1. Check what’s covered by your home insurance

Flood insurance coverage, known as “overflow of a body of water”, has become more widespread in Quebec since 2017.

Based on the area where you live, there may be several options available to you.

To learn more, contact your insurance broker. You’ll know exactly what’s covered by your home insurance contract in the event of a flood and whether the insurance you currently have provides enough coverage. If necessary, you can also ask about additional coverage based on where you live.

2. Put together an emergency kit

By gathering items your family will need in order to get by for three days and keeping the kit somewhere that is accessible but protected from the elements, you’ll be all set in the event of an emergency or evacuation.

Make sure you check the contents of your emergency kit every year.

3. Minimize the damage

Take measures to limit potential damage to your basement and your property.

  • Unfinished basement
    The risk of financial loss and property damage caused by water seepage or flooding is lower when your basement is not finished.
  • Renovating and finishing the basement
    If you decide to have some work done in your basement, it’s best to use water- and mould-resistant materials.
  • Windows
    Since your basement windows are the ideal entry point for water in the event of a flood, take all the necessary precautions to try prevent water from seeping in.
    Check periodically to see if you need to reapply sealant to the edges in case joints are weakened or damaged.
    Make sure the drain from your window wells drains water properly and remove anything that may obstruct the flow (e.g. fallen leaves).
  • Non-return valve
    It would be prudent to have a non-return valve installed if you don’t already have one to limit the risks of sewer backups.
  • Sump pump
    If you have a sump pump, have it cleaned and inspected annually to make sure it’s in good working order.
    If your pump has a battery, it should also be inspected and verified so that it functions properly in the event of a power outage.
  • Furniture, appliances and other property in the basement
    Whenever possible, don’t place any items directly on the floor.

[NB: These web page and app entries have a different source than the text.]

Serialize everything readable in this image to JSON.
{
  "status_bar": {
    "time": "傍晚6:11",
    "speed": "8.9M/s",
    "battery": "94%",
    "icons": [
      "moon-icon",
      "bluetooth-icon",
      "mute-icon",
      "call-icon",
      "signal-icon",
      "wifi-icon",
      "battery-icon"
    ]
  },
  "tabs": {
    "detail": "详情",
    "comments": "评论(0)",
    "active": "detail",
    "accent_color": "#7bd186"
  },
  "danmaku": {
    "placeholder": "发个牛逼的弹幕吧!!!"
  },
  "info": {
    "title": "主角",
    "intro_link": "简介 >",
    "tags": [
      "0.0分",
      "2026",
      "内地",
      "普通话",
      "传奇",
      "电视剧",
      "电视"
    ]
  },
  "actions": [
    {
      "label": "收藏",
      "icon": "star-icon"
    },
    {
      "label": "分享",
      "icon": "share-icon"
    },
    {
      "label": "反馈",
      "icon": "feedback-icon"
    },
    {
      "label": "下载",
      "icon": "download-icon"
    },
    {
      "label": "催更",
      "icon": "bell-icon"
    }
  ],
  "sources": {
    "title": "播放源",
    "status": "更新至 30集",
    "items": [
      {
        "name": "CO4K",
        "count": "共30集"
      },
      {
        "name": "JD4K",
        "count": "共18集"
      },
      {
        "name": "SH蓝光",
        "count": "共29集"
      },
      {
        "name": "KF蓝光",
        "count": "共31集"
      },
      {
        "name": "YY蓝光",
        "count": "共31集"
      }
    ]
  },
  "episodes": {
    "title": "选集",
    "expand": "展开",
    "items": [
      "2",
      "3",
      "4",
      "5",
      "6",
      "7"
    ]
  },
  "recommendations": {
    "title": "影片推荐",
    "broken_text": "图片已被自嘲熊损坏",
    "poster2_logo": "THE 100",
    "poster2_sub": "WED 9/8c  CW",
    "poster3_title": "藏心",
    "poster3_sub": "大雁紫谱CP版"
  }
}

Instead, elevate your property, furniture and electrical appliances. Also, avoid storing valuable items in the basement.
  • Tank or central heating unit
    Whether they are located in the basement or outdoors, make sure any tank or central heating unit is firmly held in place with fasteners created specifically for that purpose. This will reduce the risk of these huge items getting tipped over or damaged if they  get moved around.
  • Relandscaping
    To reduce the risk of flooding, ensure that you properly landscape to direct water away from the foundations. The land around your home should slope slightly downward by at least six meters. Also, to limit soil erosion around the building, it’s a good idea to plant water-resistant plants that can adapt to the region’s climate.

4. Stay informed

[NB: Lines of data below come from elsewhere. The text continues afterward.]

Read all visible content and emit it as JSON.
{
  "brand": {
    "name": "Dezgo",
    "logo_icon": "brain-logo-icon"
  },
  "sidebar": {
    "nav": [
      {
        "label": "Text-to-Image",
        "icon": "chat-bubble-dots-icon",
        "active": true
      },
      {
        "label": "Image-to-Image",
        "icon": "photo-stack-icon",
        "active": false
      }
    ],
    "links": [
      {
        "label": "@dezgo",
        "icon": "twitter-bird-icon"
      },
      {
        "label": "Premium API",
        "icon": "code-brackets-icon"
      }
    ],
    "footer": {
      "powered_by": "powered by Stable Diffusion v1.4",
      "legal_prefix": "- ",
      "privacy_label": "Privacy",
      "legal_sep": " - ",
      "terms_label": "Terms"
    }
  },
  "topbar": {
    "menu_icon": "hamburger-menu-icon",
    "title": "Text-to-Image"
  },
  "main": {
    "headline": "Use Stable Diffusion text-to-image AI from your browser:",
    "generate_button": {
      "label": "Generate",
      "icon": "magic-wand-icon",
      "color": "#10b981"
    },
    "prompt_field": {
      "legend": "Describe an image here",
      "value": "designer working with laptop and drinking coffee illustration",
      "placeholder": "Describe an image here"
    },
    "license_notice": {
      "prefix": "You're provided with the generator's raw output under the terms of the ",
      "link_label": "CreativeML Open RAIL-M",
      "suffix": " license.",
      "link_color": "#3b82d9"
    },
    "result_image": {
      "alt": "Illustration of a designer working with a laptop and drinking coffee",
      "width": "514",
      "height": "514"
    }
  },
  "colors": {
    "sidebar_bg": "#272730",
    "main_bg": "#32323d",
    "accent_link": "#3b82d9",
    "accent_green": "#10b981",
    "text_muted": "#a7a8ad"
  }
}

As soon as the water levels start rising in your area, monitor reports from authorities and be prepared to act quickly.
Prepare the items you would take with you in the event of an evacuation, including your emergency kit.
Monitor the news in your region and the information released by local authorities to stay on top of the situation and what measures to take. You can usually find this information on the following websites:

Act as soon as your home is exposed to a high risk of flooding
To make sure your family is safe and limit property damage, take the following steps before water seeps into your home:

  • Turn off the power supply (electricity, gas or oil). Watch out! If water has already seeped into your home, do not try to turn the power off yourself! Call Hydro-Québec right away.
  • Do all that you can to prevent water from seeping in and rising:
    • Place sandbags around the building.
    • Install waterproofing membranes along any opening through which water could enter. If you live near the St. Lawrence River, protect the windows facing the river with plywood.
  • Check that the non-return valve is in good working order. If you don’t have one, block the sewer lines and the drain.
  • Move as many objects as possible to the floors above, especially any chemical or dangerous products.

Your insurance broker is there for you
Contact your insurance broker who can advise you on prevention.